The defendant was afforded a trial by jury, represented by competent counsel, and was given a full and fair opportunity to present his case. When that is accomplished all presumptions favor the validity of the judgment. We find no error or irregularity which would justify overturning it. Accordingly, it is affirmed.

HENRIOD, C.J., McDONOUGH and CALLISTER, JJ., and LEWIS JONES, District Judge, concur.

NOTES

[1] See Bennett Leasing Co. v. Ellison, 15 Utah 2d 72, 387 P.2d 246.

[2] See Art. I, Sec. 12, Utah Constitution; Escobedo v. State of Illinois, 378 U.S. 478, 84 S. Ct. 1758, 12 L. Ed. 2d 977 (1964); Gideon v. Wainwright, 372 U.S. 335, 83 S. Ct. 792, 9 L. Ed. 2d 799, 93 A.L.R.2d 733 (1963).

[3] See State v. Braasch, et al., 119 Utah 450, 229 P.2d 289 (1951).

[4] See statement in Gallegos v. Turner, 17 Utah 2d 273, 409 P.2d 386.

[5] See statement in concurring opinion in Ward v. Turner, 12 Utah 2d 310, 316, 366 P.2d 72 and authorities therein cited.

[6] ยง 77-42-1, U.C.A. 1953 requires that errors which do not affect the essential rights of the parties be disregarded.

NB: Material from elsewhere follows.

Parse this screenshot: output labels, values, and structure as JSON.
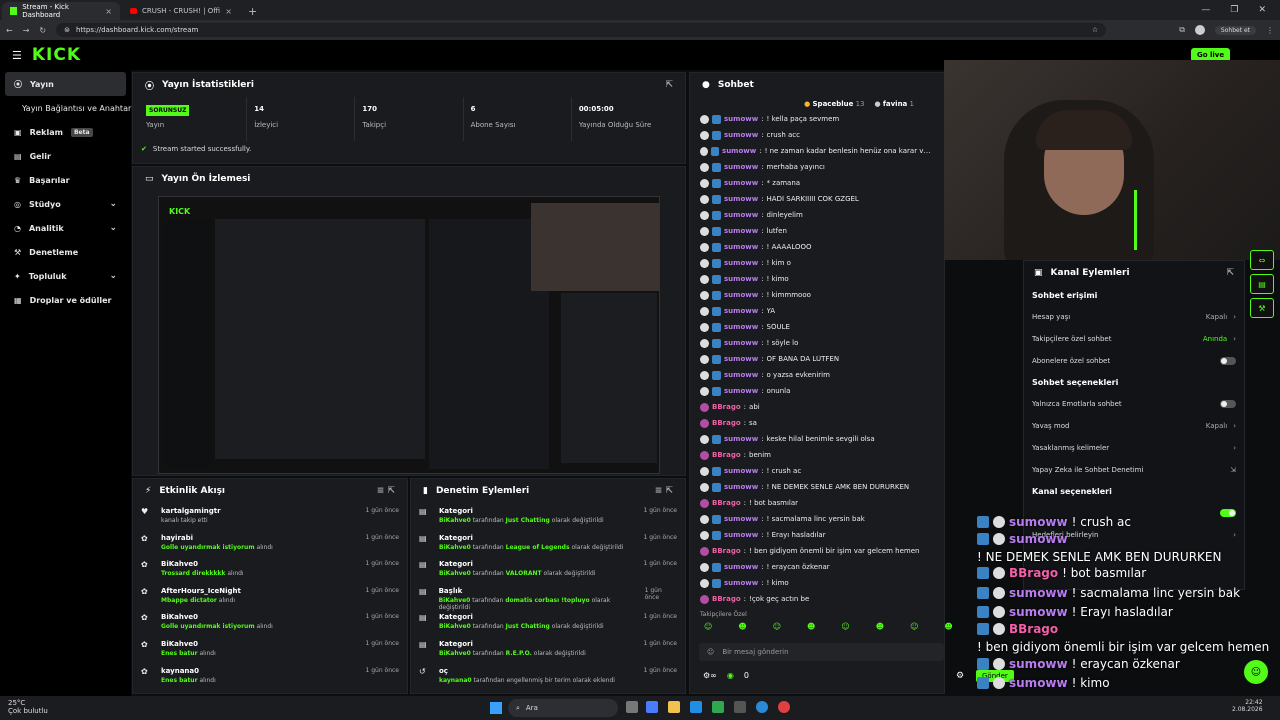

See State v. Sinclair, 15 Utah 2d 162, 389 P.2d 465. While the following test may be too rigid in some criminal cases, it is sometimes said that the error must be such that it is reasonably probable that there would have been a result more favorable to the appellant in the absence of the error. See People v. Davis, 47 Cal. Rptr. 801, 408 P.2d 129; State v. Singleton, 66 Ariz. 49, 182 P.2d 920; Fields v. State, 85 Okl.Cr. 439, 188 P.2d 231.

[7] See State v. Lawrence, 120 Utah 323, 234 P.2d 600.

[8] See statement in author's concurring opinion in Ward v. Turner, supra, footnote 5, and authorities therein cited, including Ex parte McCoy, 32 Cal. 2d 73, 194 P.2d 531, 533.